• Task brief: Look below for lines that hold the string "title" and copy each one.

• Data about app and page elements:
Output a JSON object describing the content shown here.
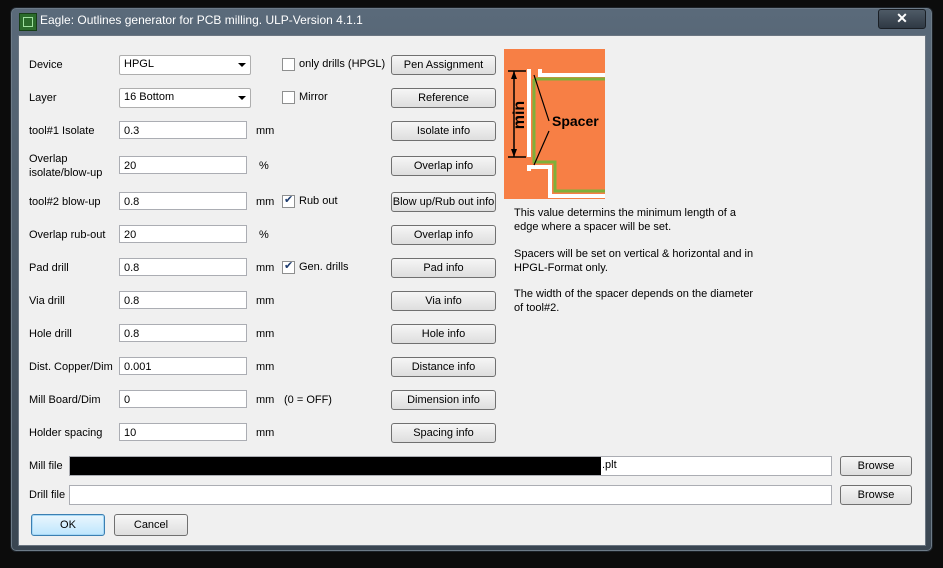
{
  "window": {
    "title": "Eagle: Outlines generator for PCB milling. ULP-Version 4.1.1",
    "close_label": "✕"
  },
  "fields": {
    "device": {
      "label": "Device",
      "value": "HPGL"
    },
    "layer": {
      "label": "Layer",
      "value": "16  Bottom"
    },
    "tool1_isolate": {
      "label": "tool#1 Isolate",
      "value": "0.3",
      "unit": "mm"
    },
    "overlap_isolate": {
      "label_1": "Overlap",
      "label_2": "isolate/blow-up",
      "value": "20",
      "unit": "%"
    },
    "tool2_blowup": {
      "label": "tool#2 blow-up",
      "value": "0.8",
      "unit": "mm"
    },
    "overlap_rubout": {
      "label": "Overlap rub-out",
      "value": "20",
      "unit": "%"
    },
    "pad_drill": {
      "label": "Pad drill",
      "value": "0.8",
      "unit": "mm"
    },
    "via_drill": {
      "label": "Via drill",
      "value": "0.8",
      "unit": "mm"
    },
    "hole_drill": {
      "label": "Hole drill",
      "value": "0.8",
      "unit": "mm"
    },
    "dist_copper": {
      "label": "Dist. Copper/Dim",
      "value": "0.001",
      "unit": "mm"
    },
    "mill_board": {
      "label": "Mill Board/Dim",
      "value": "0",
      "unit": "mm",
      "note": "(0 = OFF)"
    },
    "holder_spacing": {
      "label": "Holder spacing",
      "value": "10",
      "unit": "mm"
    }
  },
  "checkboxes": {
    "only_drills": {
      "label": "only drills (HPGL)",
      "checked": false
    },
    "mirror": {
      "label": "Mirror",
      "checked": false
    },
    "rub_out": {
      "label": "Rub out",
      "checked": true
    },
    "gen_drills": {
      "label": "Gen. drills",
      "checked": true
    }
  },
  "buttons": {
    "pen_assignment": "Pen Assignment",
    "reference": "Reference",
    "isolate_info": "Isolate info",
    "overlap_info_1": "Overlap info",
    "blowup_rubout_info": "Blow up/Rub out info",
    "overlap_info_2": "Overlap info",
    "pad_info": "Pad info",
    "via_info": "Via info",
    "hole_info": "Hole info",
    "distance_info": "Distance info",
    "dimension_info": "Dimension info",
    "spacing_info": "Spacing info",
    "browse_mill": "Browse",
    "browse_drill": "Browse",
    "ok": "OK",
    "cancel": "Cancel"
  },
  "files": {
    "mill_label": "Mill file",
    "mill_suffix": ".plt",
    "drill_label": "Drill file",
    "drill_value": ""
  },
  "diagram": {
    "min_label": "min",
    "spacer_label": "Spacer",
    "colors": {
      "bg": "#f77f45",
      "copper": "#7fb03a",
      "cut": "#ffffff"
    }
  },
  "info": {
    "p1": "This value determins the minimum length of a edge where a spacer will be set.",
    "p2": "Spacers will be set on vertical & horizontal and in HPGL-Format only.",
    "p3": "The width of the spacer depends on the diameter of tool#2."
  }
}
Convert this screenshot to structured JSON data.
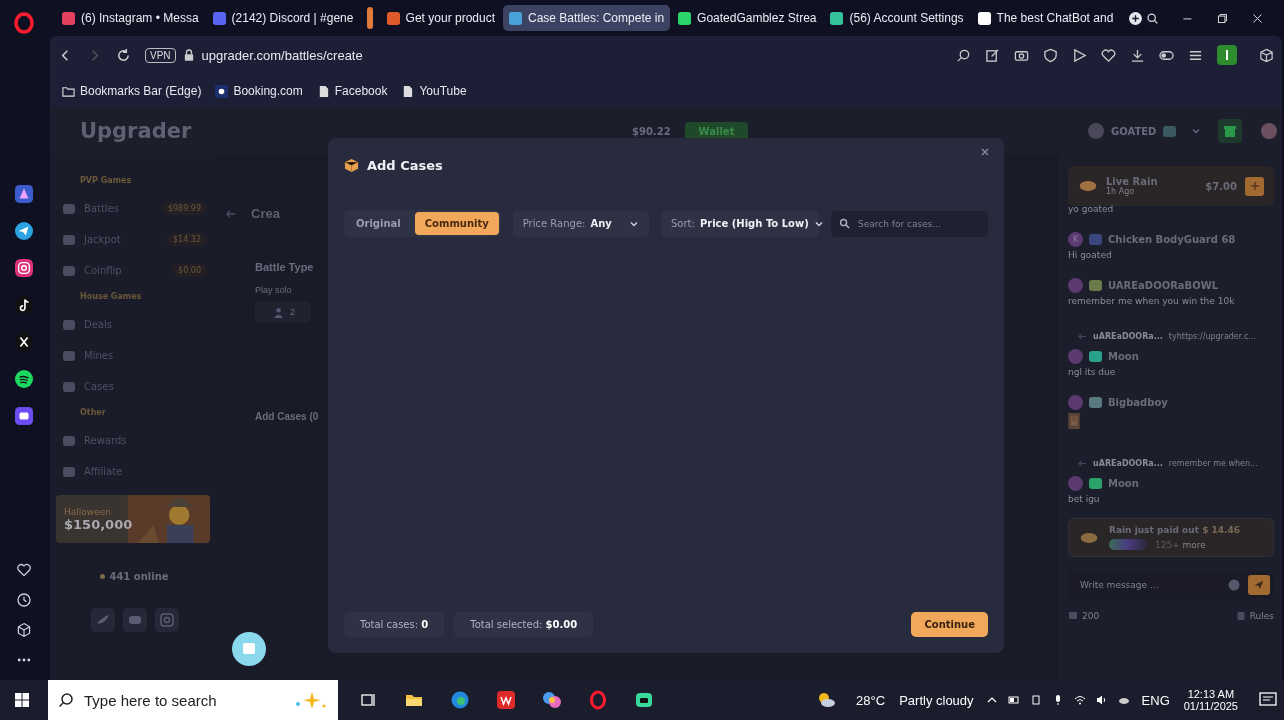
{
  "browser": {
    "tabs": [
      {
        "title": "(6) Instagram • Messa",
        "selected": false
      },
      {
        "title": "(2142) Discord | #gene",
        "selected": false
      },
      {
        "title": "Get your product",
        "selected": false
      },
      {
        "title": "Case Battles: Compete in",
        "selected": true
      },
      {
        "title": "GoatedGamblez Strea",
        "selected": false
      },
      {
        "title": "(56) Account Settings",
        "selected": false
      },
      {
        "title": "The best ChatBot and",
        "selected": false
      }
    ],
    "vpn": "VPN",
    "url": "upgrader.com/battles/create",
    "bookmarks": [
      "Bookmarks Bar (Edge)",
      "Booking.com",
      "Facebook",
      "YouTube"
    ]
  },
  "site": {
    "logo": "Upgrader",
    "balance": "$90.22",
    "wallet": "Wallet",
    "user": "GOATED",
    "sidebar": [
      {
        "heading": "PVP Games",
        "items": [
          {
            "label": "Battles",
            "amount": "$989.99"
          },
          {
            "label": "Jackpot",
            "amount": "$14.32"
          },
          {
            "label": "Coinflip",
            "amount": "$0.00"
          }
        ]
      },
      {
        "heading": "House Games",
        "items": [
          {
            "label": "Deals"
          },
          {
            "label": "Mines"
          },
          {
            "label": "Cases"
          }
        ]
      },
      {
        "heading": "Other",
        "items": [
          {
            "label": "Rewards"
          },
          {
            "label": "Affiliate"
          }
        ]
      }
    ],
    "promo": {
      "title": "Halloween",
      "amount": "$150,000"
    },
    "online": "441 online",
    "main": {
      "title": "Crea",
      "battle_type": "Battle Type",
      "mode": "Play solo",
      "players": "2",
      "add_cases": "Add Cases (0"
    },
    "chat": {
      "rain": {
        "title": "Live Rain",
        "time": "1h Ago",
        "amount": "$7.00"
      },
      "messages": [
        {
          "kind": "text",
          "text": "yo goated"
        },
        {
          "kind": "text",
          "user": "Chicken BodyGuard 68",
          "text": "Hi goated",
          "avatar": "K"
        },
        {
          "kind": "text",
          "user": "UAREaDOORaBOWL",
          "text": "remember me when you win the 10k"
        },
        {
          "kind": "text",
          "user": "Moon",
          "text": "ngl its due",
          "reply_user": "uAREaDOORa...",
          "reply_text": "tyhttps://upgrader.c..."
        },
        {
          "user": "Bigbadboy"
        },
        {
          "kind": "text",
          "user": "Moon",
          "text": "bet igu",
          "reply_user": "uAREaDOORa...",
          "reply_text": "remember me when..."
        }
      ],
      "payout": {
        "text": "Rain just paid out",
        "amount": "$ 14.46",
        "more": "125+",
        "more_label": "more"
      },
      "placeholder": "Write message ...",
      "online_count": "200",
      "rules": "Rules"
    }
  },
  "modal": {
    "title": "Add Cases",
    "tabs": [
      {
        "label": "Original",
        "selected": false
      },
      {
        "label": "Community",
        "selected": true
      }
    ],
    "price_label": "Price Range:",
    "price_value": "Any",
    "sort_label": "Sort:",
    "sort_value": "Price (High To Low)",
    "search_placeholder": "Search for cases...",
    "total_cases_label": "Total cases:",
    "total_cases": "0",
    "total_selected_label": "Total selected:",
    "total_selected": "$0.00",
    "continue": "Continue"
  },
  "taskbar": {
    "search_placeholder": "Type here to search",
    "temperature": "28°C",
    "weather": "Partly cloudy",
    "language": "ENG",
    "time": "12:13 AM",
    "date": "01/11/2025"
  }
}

• Exercise response:
    "title": "Eagle: Outlines generator for PCB milling. ULP-Version 4.1.1",
        "title": "(6) Instagram • Messa",
        "title": "(2142) Discord | #gene",
        "title": "Get your product",
        "title": "Case Battles: Compete in",
        "title": "GoatedGamblez Strea",
        "title": "(56) Account Settings",
        "title": "The best ChatBot and",
      "title": "Halloween",
      "title": "Crea",
        "title": "Live Rain",
    "title": "Add Cases",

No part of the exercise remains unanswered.